Brand owners need to be channel agnostic with their primary purpose to connect with customers when they are near to making purchasing decisions. For retailers, the priority is to build a marketplace (website) which attracts customers first and the products become secondary. Once this has been defined, companies should decide on the growth strategies they would like to pursue. In 2021, we saw the DTC companies in our research universe employ a number of successful growth strategies and expect to see these strategies continue and evolve in 2022 alongside new ones.
The subscription sub-sector has become the shining star of e-commerce. While demand for subscription models has normalised since the early stages of the pandemic as customers have been able to return to pubs, restaurants and shops, the longer-term outlook for subscription models still remains bright.
Consumer demand for subscriptions to regularly replenish not just essential items such as groceries and toiletries but also non-essential items such as make up, pet food, wine and fitness wear, looks set to continue into 2022.
Customers like these models not just for their convenience but also for the benefits in terms of savings and for helping them try new products they wouldn’t normally use. Virgin Wines, for example, offers consumers a curated case every three months, mixing new discoveries with customer favourites and also allows them to spread the cost of buying wine by saving a chosen amount each month in their WineBank account. Businesses that can use subscription packages to harness their consumer-championing values will prosper in 2022.

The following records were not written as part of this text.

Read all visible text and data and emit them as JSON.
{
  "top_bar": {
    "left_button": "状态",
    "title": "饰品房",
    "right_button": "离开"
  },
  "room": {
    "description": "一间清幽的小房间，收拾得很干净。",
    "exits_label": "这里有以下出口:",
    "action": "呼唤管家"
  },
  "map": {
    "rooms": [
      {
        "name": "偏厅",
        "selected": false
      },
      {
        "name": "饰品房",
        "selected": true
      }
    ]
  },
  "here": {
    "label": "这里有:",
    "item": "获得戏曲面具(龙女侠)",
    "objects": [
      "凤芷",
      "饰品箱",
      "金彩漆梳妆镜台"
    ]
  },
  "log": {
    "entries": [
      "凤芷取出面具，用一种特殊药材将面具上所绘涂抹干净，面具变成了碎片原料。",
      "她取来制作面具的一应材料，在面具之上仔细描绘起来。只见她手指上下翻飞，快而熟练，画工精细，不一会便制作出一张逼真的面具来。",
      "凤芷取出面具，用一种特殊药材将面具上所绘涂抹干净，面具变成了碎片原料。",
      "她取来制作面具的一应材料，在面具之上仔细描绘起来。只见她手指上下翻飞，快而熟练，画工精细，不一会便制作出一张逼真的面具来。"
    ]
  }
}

We expect to see more DTC companies adopting the omni-channel distribution approach this year which combines the DTC online channel with a retail channel. Many DTC brands face the problem of not having a clear customer journey. Shoppers don’t want to visit thousands of websites for products in the same way they don’t want to visit thousands of shops. We believe the omni-channel approach allows companies to offer consumers a more balanced portfolio and a more relevant product offering.
Many companies use this as part of their growth strategy and this is something we are going to see more of in 2022. musicMagpie is rolling out its new SMARTDrop kiosks in nearly 300 Asda stores this year after the successful trial of 15 kiosks demonstrated the benefits of using this channel for both businesses.

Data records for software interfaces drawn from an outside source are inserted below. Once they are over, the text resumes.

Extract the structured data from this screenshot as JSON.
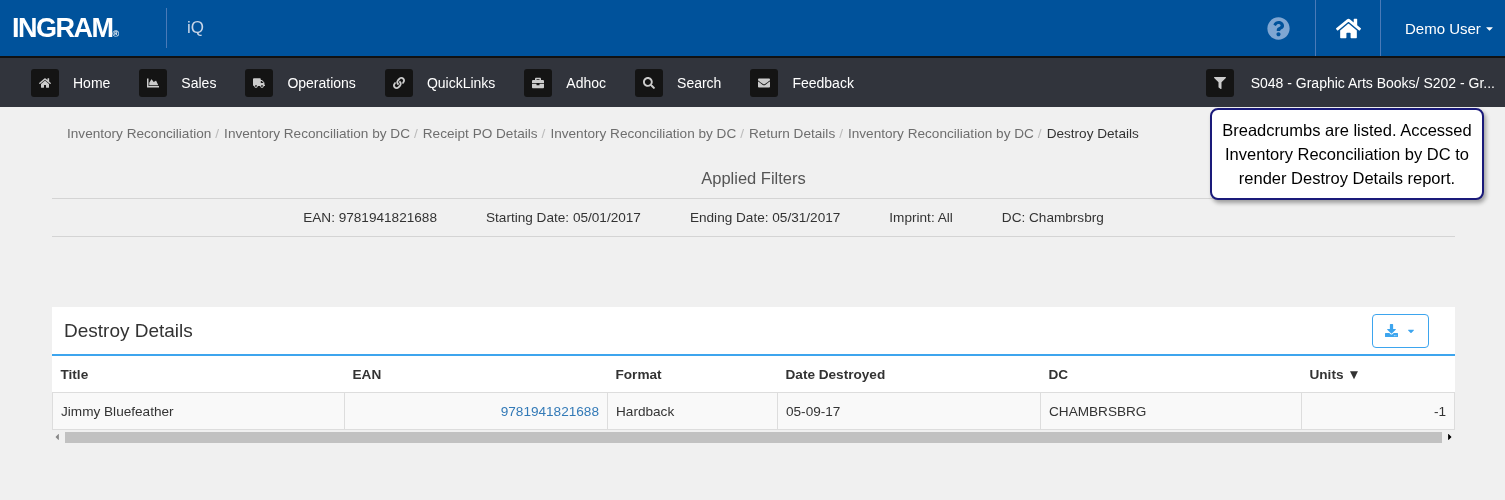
{
  "header": {
    "logo": "INGRAM",
    "logo_mark": "®",
    "app_name": "iQ",
    "user": "Demo User"
  },
  "nav": [
    {
      "kind": "home",
      "label": "Home"
    },
    {
      "kind": "sales",
      "label": "Sales"
    },
    {
      "kind": "operations",
      "label": "Operations"
    },
    {
      "kind": "links",
      "label": "QuickLinks"
    },
    {
      "kind": "adhoc",
      "label": "Adhoc"
    },
    {
      "kind": "search",
      "label": "Search"
    },
    {
      "kind": "feedback",
      "label": "Feedback"
    }
  ],
  "account_filter": "S048 - Graphic Arts Books/ S202 - Gr...",
  "breadcrumb_separator": "/",
  "breadcrumbs": [
    {
      "label": "Inventory Reconciliation",
      "selected": false
    },
    {
      "label": "Inventory Reconciliation by DC",
      "selected": false
    },
    {
      "label": "Receipt PO Details",
      "selected": false
    },
    {
      "label": "Inventory Reconciliation by DC",
      "selected": false
    },
    {
      "label": "Return Details",
      "selected": false
    },
    {
      "label": "Inventory Reconciliation by DC",
      "selected": false
    },
    {
      "label": "Destroy Details",
      "selected": true
    }
  ],
  "callout": "Breadcrumbs are listed. Accessed Inventory Reconciliation by DC to render Destroy Details report.",
  "applied_filters": {
    "title": "Applied Filters",
    "items": [
      "EAN: 9781941821688",
      "Starting Date: 05/01/2017",
      "Ending Date: 05/31/2017",
      "Imprint: All",
      "DC: Chambrsbrg"
    ]
  },
  "panel": {
    "title": "Destroy Details",
    "table": {
      "columns": [
        {
          "label": "Title",
          "kind": "text"
        },
        {
          "label": "EAN",
          "kind": "number"
        },
        {
          "label": "Format",
          "kind": "text"
        },
        {
          "label": "Date Destroyed",
          "kind": "text"
        },
        {
          "label": "DC",
          "kind": "text"
        },
        {
          "label": "Units ▼",
          "kind": "number"
        }
      ],
      "rows": [
        {
          "cells": [
            {
              "text": "Jimmy Bluefeather",
              "link": false
            },
            {
              "text": "9781941821688",
              "link": true
            },
            {
              "text": "Hardback",
              "link": false
            },
            {
              "text": "05-09-17",
              "link": false
            },
            {
              "text": "CHAMBRSBRG",
              "link": false
            },
            {
              "text": "-1",
              "link": false
            }
          ]
        }
      ]
    }
  }
}
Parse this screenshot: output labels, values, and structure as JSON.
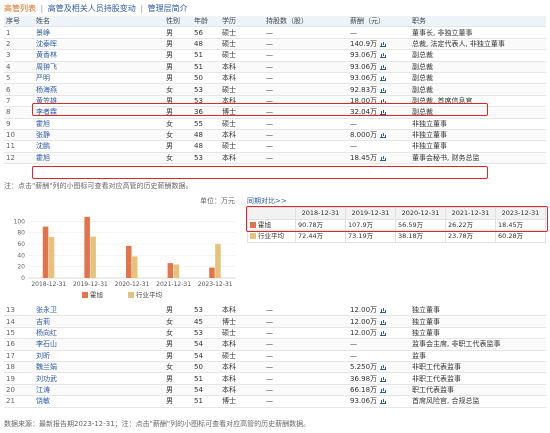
{
  "nav": {
    "tab1": "高管列表",
    "tab2": "高管及相关人员持股变动",
    "tab3": "管理层简介"
  },
  "colors": {
    "accent_red": "#e0262c",
    "bar_exec": "#e3734a",
    "bar_avg": "#e6c27a",
    "link": "#2b5aa8"
  },
  "table": {
    "headers": [
      "序号",
      "姓名",
      "性别",
      "年龄",
      "学历",
      "持股数（股）",
      "薪酬（元）",
      "职务"
    ],
    "rows_top": [
      [
        "1",
        "景峥",
        "男",
        "56",
        "硕士",
        "—",
        "—",
        "董事长, 非独立董事"
      ],
      [
        "2",
        "沈泰晖",
        "男",
        "48",
        "硕士",
        "—",
        "140.9万",
        "总裁, 法定代表人, 非独立董事"
      ],
      [
        "3",
        "黄香林",
        "男",
        "51",
        "硕士",
        "—",
        "93.06万",
        "副总裁"
      ],
      [
        "4",
        "周翀飞",
        "男",
        "51",
        "本科",
        "—",
        "93.06万",
        "副总裁"
      ],
      [
        "5",
        "严明",
        "男",
        "50",
        "本科",
        "—",
        "93.06万",
        "副总裁"
      ],
      [
        "6",
        "杨海燕",
        "女",
        "53",
        "硕士",
        "—",
        "92.83万",
        "副总裁"
      ],
      [
        "7",
        "黄笠雄",
        "男",
        "53",
        "本科",
        "—",
        "18.00万",
        "副总裁, 首席信息官"
      ],
      [
        "8",
        "李者霖",
        "男",
        "36",
        "博士",
        "—",
        "32.04万",
        "副总裁"
      ],
      [
        "9",
        "霍旭",
        "女",
        "55",
        "硕士",
        "—",
        "—",
        "非独立董事"
      ],
      [
        "10",
        "张静",
        "女",
        "48",
        "本科",
        "—",
        "8.000万",
        "非独立董事"
      ],
      [
        "11",
        "沈鹏",
        "男",
        "48",
        "硕士",
        "—",
        "—",
        "非独立董事"
      ],
      [
        "12",
        "霍旭",
        "女",
        "53",
        "本科",
        "—",
        "18.45万",
        "董事会秘书, 财务总监"
      ]
    ],
    "rows_bottom": [
      [
        "13",
        "张永卫",
        "男",
        "53",
        "本科",
        "—",
        "12.00万",
        "独立董事"
      ],
      [
        "14",
        "吉莉",
        "女",
        "45",
        "博士",
        "—",
        "12.00万",
        "独立董事"
      ],
      [
        "15",
        "杨向红",
        "女",
        "53",
        "硕士",
        "—",
        "12.00万",
        "独立董事"
      ],
      [
        "16",
        "李石山",
        "男",
        "54",
        "本科",
        "—",
        "—",
        "监事会主席, 非职工代表监事"
      ],
      [
        "17",
        "刘昕",
        "男",
        "54",
        "硕士",
        "—",
        "—",
        "监事"
      ],
      [
        "18",
        "魏兰娟",
        "女",
        "50",
        "本科",
        "—",
        "5.250万",
        "非职工代表监事"
      ],
      [
        "19",
        "刘功武",
        "男",
        "51",
        "本科",
        "—",
        "36.98万",
        "非职工代表监事"
      ],
      [
        "20",
        "江涛",
        "男",
        "54",
        "本科",
        "—",
        "66.18万",
        "职工代表监事"
      ],
      [
        "21",
        "饶敏",
        "男",
        "51",
        "博士",
        "—",
        "93.06万",
        "首席风险官, 合规总监"
      ]
    ]
  },
  "note_mid": "注：点击\"薪酬\"列的小图标可查看对应高管的历史薪酬数据。",
  "note_bottom": "数据来源：最新报告期2023-12-31；注：点击\"薪酬\"列的小图标可查看对应高管的历史薪酬数据。",
  "chart_data": {
    "type": "bar",
    "unit": "单位：万元",
    "categories": [
      "2018-12-31",
      "2019-12-31",
      "2020-12-31",
      "2021-12-31",
      "2023-12-31"
    ],
    "ylim": [
      0,
      120
    ],
    "yticks": [
      0,
      20,
      40,
      60,
      80,
      100
    ],
    "series": [
      {
        "name": "霍旭",
        "values": [
          90.78,
          107.9,
          56.59,
          26.22,
          18.45
        ]
      },
      {
        "name": "行业平均",
        "values": [
          72.44,
          73.19,
          38.18,
          23.78,
          60.28
        ]
      }
    ]
  },
  "compare": {
    "button": "同期对比>>",
    "headers": [
      "",
      "2018-12-31",
      "2019-12-31",
      "2020-12-31",
      "2021-12-31",
      "2023-12-31"
    ],
    "rows": [
      [
        "霍旭",
        "90.78万",
        "107.9万",
        "56.59万",
        "26.22万",
        "18.45万"
      ],
      [
        "行业平均",
        "72.44万",
        "73.19万",
        "38.18万",
        "23.78万",
        "60.28万"
      ]
    ]
  }
}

Innovation and New Product Development
While opening up new routes has proven successful for DTC companies for attracting new customers, retaining customers is equally important. A key part of the success behind DTC companies is the ability to anticipate what else their customers or potential customers might want to buy when they are close to a purchasing decision. A key and perhaps the most traditional strategy for this is new product development and innovation.
DTC businesses need to have the ability to design, develop and launch new products at a relatively quick pace but they also need to be able to anticipate changing consumer tastes. Made.com is developing a section for ‘artisan’ brands on its platform while Moonpig.com has also massively expanded into the gifting range.

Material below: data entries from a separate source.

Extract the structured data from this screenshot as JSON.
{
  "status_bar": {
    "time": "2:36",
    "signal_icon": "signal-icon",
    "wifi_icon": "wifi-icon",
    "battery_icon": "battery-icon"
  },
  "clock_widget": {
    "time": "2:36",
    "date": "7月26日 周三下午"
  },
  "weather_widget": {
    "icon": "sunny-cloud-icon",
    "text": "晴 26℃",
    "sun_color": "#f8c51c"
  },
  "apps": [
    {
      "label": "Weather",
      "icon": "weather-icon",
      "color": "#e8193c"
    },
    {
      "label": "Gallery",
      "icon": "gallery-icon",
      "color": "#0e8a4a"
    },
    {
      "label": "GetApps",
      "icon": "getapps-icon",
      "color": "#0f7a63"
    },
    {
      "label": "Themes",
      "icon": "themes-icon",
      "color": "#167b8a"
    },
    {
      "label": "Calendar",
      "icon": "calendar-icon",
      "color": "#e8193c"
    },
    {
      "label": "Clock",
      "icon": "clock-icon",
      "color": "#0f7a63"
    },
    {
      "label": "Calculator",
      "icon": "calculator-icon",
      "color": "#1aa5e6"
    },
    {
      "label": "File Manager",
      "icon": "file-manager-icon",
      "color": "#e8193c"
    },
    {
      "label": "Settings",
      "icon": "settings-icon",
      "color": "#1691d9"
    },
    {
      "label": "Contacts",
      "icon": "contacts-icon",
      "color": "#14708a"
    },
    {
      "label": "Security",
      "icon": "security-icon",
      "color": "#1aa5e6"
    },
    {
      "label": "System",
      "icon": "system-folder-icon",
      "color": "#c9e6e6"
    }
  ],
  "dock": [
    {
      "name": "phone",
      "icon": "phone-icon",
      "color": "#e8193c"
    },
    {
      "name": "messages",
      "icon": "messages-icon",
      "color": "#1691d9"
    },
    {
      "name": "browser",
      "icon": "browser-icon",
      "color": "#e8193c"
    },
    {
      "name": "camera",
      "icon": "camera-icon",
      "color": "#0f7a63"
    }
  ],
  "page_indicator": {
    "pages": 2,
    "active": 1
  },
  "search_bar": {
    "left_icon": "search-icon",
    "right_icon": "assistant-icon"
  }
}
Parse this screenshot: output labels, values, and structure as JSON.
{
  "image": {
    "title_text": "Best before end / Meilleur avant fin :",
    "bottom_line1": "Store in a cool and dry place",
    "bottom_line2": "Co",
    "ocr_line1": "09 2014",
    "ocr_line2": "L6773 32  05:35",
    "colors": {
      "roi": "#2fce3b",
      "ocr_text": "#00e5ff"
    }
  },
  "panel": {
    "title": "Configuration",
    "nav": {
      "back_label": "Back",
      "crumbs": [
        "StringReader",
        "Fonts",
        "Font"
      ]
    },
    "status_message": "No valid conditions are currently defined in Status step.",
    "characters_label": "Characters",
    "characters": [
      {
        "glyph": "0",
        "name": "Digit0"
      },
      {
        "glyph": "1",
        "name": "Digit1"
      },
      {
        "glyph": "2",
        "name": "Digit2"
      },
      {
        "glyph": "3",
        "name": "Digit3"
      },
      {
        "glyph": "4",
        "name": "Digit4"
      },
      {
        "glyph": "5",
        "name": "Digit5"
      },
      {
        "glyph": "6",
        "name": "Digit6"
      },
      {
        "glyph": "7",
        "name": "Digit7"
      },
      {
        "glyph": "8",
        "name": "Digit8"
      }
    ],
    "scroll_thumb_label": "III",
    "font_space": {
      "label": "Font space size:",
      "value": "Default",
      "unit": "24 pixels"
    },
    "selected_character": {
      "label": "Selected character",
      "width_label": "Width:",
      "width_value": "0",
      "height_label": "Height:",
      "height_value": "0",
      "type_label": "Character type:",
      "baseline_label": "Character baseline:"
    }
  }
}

Introducing new products also must go alongside removing old or poorly performing products to avoid high prices in terms of Stock Keeping Units (SKUs). Artisanal Spirts never repeats any of its stock once it has run out, believing that the ‘Fear of Missing Out’ will help drive purchases.
Lastly, and one that cannot be overlooked, is the use of social media. The vast reach of social media makes it a hugely effective marketing tool for businesses in allowing them to get close to a large proportion of their target audience by sharing carefully curated content and building a following through the right platform.
Understanding the demographics of the social media target audience is key to success. Businesses looking to raise their Gen Z following should focus on TikTok. GymShark is a good example of this, with 3.5m TikTok followers to date. Businesses focusing on an older demographic should be optimising posts and retargeting adverts of Facebook and for those targeting a wider audience of people under the age of 35, Instagram is the most important platform, with 65% of its audience in this age demographic.
Consumers are also becoming increasingly reliant on influencers to make purchasing decisions as they trust the people they admire more than the products they buy. 23% of consumers surveyed by RWTC Connect, said they purchased an item online because of an influencer’s review or testimonial. Particularly in the beauty and fashion industry, we have seen scores of influencers emerge who can make or break sales for brands and this looks set to be a trend for other industries.